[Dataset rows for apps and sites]
========================================

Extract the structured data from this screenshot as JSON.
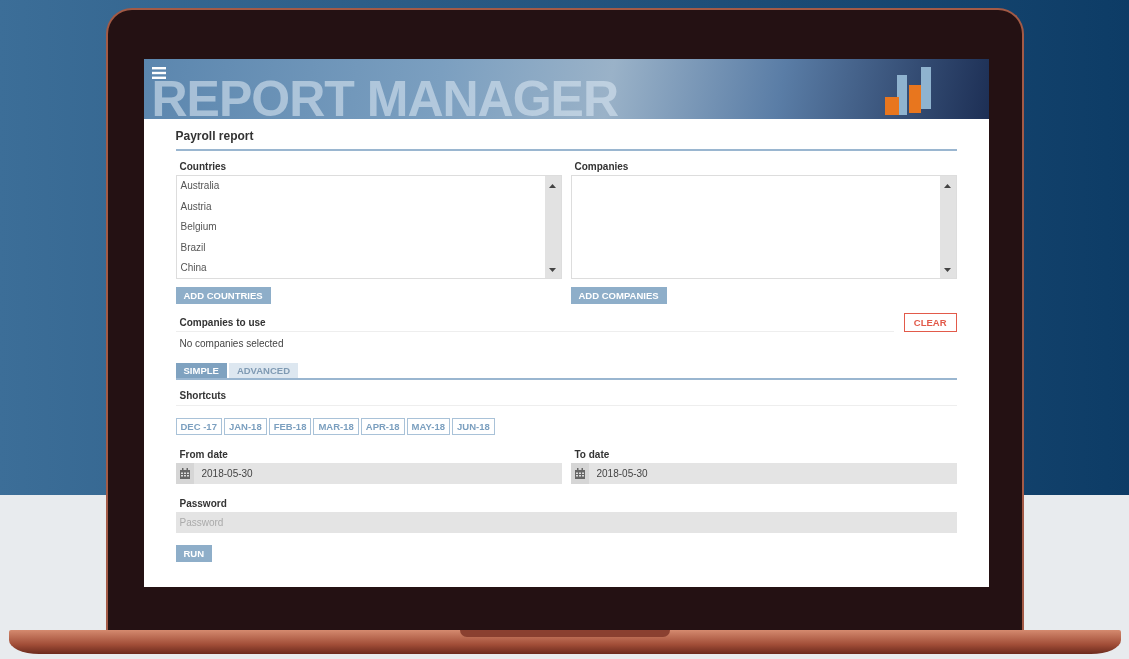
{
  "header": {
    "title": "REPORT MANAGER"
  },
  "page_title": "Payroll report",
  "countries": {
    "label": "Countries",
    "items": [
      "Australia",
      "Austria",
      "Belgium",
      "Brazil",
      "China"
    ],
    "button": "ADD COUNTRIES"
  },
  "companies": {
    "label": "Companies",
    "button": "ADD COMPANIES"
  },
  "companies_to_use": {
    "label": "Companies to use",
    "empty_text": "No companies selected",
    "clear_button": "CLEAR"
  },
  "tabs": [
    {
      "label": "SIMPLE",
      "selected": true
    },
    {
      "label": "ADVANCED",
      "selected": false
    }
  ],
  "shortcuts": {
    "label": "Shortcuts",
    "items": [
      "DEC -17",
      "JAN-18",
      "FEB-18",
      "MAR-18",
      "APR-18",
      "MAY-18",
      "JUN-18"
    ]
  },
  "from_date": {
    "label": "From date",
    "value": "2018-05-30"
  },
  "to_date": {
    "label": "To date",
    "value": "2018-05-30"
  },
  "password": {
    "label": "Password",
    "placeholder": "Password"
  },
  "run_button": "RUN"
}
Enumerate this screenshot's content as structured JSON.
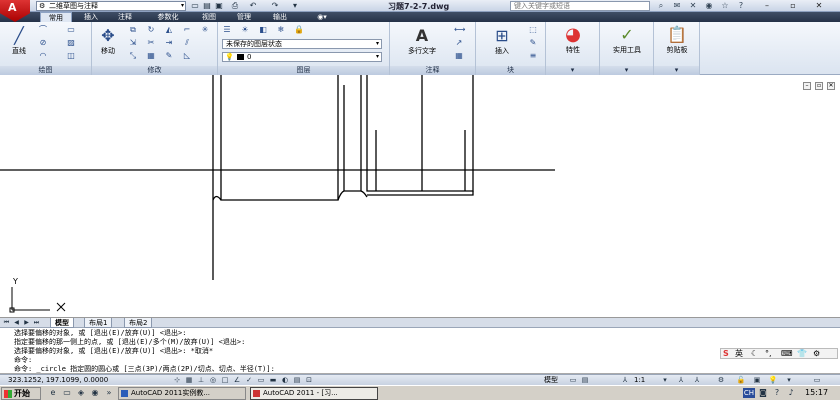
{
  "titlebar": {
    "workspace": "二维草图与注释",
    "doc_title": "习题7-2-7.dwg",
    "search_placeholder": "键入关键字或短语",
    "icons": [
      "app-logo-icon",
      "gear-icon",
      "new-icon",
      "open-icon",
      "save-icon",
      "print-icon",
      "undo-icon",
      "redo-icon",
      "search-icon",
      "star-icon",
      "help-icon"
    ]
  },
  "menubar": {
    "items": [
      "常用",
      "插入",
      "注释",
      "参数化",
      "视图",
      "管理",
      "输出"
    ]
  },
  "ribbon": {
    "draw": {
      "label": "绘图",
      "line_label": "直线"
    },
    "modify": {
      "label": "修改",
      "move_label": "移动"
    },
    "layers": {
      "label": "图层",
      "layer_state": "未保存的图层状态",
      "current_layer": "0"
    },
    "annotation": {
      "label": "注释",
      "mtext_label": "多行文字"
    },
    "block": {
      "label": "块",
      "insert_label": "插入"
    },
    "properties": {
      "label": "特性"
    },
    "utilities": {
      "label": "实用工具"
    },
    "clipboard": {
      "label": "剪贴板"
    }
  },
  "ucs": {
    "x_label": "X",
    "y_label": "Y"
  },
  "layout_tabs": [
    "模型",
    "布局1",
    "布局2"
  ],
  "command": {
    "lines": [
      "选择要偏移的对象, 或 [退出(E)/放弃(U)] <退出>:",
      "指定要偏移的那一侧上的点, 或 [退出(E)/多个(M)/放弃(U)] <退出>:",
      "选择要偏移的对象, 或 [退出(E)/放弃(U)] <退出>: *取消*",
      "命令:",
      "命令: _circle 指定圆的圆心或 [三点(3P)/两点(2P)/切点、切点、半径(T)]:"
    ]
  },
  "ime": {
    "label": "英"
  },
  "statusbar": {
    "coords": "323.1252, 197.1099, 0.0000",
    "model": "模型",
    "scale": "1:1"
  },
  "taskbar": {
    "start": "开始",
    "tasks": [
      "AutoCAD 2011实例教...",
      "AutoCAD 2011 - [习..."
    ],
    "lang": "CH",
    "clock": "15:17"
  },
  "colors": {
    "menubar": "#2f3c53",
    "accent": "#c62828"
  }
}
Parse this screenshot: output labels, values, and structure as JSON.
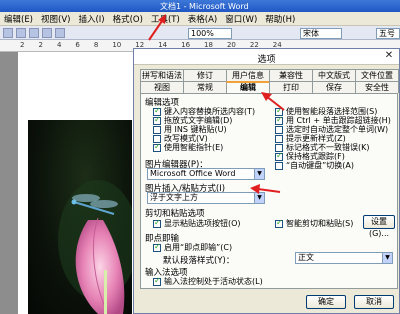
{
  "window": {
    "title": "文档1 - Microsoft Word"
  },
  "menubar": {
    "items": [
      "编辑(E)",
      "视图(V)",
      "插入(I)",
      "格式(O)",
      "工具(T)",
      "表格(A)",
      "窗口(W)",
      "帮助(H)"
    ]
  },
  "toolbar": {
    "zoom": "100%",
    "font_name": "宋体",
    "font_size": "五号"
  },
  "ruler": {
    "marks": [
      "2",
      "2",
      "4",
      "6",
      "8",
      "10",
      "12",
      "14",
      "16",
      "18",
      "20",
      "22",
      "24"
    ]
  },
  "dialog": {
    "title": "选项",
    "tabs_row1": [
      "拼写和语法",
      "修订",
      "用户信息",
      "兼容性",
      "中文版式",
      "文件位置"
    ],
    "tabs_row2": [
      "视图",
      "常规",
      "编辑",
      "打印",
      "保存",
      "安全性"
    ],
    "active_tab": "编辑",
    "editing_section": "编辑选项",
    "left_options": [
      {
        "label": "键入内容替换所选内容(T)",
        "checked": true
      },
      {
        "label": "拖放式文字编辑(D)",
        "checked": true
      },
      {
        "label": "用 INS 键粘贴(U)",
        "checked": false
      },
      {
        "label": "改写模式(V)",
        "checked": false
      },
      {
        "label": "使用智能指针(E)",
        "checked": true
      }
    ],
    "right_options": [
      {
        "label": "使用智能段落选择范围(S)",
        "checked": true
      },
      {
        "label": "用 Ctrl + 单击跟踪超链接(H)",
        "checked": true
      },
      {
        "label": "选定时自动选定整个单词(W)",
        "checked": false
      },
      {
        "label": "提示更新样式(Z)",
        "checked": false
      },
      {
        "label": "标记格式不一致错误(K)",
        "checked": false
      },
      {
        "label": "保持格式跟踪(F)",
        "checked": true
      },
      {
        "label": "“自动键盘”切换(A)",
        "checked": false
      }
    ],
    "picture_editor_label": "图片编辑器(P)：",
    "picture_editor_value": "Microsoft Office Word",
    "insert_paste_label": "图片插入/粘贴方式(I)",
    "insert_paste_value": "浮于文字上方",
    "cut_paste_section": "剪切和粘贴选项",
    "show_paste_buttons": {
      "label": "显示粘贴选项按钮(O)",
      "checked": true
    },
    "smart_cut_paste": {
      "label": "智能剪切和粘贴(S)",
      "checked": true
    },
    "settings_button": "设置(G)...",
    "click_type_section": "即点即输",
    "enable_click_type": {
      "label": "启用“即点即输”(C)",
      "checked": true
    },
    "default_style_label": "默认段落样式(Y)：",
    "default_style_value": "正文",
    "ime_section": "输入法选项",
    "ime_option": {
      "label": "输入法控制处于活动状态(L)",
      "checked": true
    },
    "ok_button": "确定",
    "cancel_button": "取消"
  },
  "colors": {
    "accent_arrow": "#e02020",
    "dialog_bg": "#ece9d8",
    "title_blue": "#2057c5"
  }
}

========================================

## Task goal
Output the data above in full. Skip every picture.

## Answer to this exercise
Extract the structured data from this screenshot as JSON.
{
  "header": {
    "title": "REPORT MANAGER"
  },
  "page_title": "Payroll report",
  "countries": {
    "label": "Countries",
    "items": [
      "Australia",
      "Austria",
      "Belgium",
      "Brazil",
      "China"
    ],
    "button": "ADD COUNTRIES"
  },
  "companies": {
    "label": "Companies",
    "button": "ADD COMPANIES"
  },
  "companies_to_use": {
    "label": "Companies to use",
    "empty_text": "No companies selected",
    "clear_button": "CLEAR"
  },
  "tabs": [
    {
      "label": "SIMPLE",
      "selected": true
    },
    {
      "label": "ADVANCED",
      "selected": false
    }
  ],
  "shortcuts": {
    "label": "Shortcuts",
    "items": [
      "DEC -17",
      "JAN-18",
      "FEB-18",
      "MAR-18",
      "APR-18",
      "MAY-18",
      "JUN-18"
    ]
  },
  "from_date": {
    "label": "From date",
    "value": "2018-05-30"
  },
  "to_date": {
    "label": "To date",
    "value": "2018-05-30"
  },
  "password": {
    "label": "Password",
    "placeholder": "Password"
  },
  "run_button": "RUN"
}
Enumerate this screenshot's content as structured JSON.
{
  "titlebar": {
    "workspace": "二维草图与注释",
    "doc_title": "习题7-2-7.dwg",
    "search_placeholder": "键入关键字或短语",
    "icons": [
      "app-logo-icon",
      "gear-icon",
      "new-icon",
      "open-icon",
      "save-icon",
      "print-icon",
      "undo-icon",
      "redo-icon",
      "search-icon",
      "star-icon",
      "help-icon"
    ]
  },
  "menubar": {
    "items": [
      "常用",
      "插入",
      "注释",
      "参数化",
      "视图",
      "管理",
      "输出"
    ]
  },
  "ribbon": {
    "draw": {
      "label": "绘图",
      "line_label": "直线"
    },
    "modify": {
      "label": "修改",
      "move_label": "移动"
    },
    "layers": {
      "label": "图层",
      "layer_state": "未保存的图层状态",
      "current_layer": "0"
    },
    "annotation": {
      "label": "注释",
      "mtext_label": "多行文字"
    },
    "block": {
      "label": "块",
      "insert_label": "插入"
    },
    "properties": {
      "label": "特性"
    },
    "utilities": {
      "label": "实用工具"
    },
    "clipboard": {
      "label": "剪贴板"
    }
  },
  "ucs": {
    "x_label": "X",
    "y_label": "Y"
  },
  "layout_tabs": [
    "模型",
    "布局1",
    "布局2"
  ],
  "command": {
    "lines": [
      "选择要偏移的对象, 或 [退出(E)/放弃(U)] <退出>:",
      "指定要偏移的那一侧上的点, 或 [退出(E)/多个(M)/放弃(U)] <退出>:",
      "选择要偏移的对象, 或 [退出(E)/放弃(U)] <退出>: *取消*",
      "命令:",
      "命令: _circle 指定圆的圆心或 [三点(3P)/两点(2P)/切点、切点、半径(T)]:"
    ]
  },
  "ime": {
    "label": "英"
  },
  "statusbar": {
    "coords": "323.1252, 197.1099, 0.0000",
    "model": "模型",
    "scale": "1:1"
  },
  "taskbar": {
    "start": "开始",
    "tasks": [
      "AutoCAD 2011实例教...",
      "AutoCAD 2011 - [习..."
    ],
    "lang": "CH",
    "clock": "15:17"
  },
  "colors": {
    "menubar": "#2f3c53",
    "accent": "#c62828"
  }
}
Parse this screenshot: output labels, values, and structure as JSON.
{
  "window": {
    "title": "文档1 - Microsoft Word"
  },
  "menubar": {
    "items": [
      "编辑(E)",
      "视图(V)",
      "插入(I)",
      "格式(O)",
      "工具(T)",
      "表格(A)",
      "窗口(W)",
      "帮助(H)"
    ]
  },
  "toolbar": {
    "zoom": "100%",
    "font_name": "宋体",
    "font_size": "五号"
  },
  "ruler": {
    "marks": [
      "2",
      "2",
      "4",
      "6",
      "8",
      "10",
      "12",
      "14",
      "16",
      "18",
      "20",
      "22",
      "24"
    ]
  },
  "dialog": {
    "title": "选项",
    "tabs_row1": [
      "拼写和语法",
      "修订",
      "用户信息",
      "兼容性",
      "中文版式",
      "文件位置"
    ],
    "tabs_row2": [
      "视图",
      "常规",
      "编辑",
      "打印",
      "保存",
      "安全性"
    ],
    "active_tab": "编辑",
    "editing_section": "编辑选项",
    "left_options": [
      {
        "label": "键入内容替换所选内容(T)",
        "checked": true
      },
      {
        "label": "拖放式文字编辑(D)",
        "checked": true
      },
      {
        "label": "用 INS 键粘贴(U)",
        "checked": false
      },
      {
        "label": "改写模式(V)",
        "checked": false
      },
      {
        "label": "使用智能指针(E)",
        "checked": true
      }
    ],
    "right_options": [
      {
        "label": "使用智能段落选择范围(S)",
        "checked": true
      },
      {
        "label": "用 Ctrl + 单击跟踪超链接(H)",
        "checked": true
      },
      {
        "label": "选定时自动选定整个单词(W)",
        "checked": false
      },
      {
        "label": "提示更新样式(Z)",
        "checked": false
      },
      {
        "label": "标记格式不一致错误(K)",
        "checked": false
      },
      {
        "label": "保持格式跟踪(F)",
        "checked": true
      },
      {
        "label": "“自动键盘”切换(A)",
        "checked": false
      }
    ],
    "picture_editor_label": "图片编辑器(P)：",
    "picture_editor_value": "Microsoft Office Word",
    "insert_paste_label": "图片插入/粘贴方式(I)",
    "insert_paste_value": "浮于文字上方",
    "cut_paste_section": "剪切和粘贴选项",
    "show_paste_buttons": {
      "label": "显示粘贴选项按钮(O)",
      "checked": true
    },
    "smart_cut_paste": {
      "label": "智能剪切和粘贴(S)",
      "checked": true
    },
    "settings_button": "设置(G)...",
    "click_type_section": "即点即输",
    "enable_click_type": {
      "label": "启用“即点即输”(C)",
      "checked": true
    },
    "default_style_label": "默认段落样式(Y)：",
    "default_style_value": "正文",
    "ime_section": "输入法选项",
    "ime_option": {
      "label": "输入法控制处于活动状态(L)",
      "checked": true
    },
    "ok_button": "确定",
    "cancel_button": "取消"
  },
  "colors": {
    "accent_arrow": "#e02020",
    "dialog_bg": "#ece9d8",
    "title_blue": "#2057c5"
  }
}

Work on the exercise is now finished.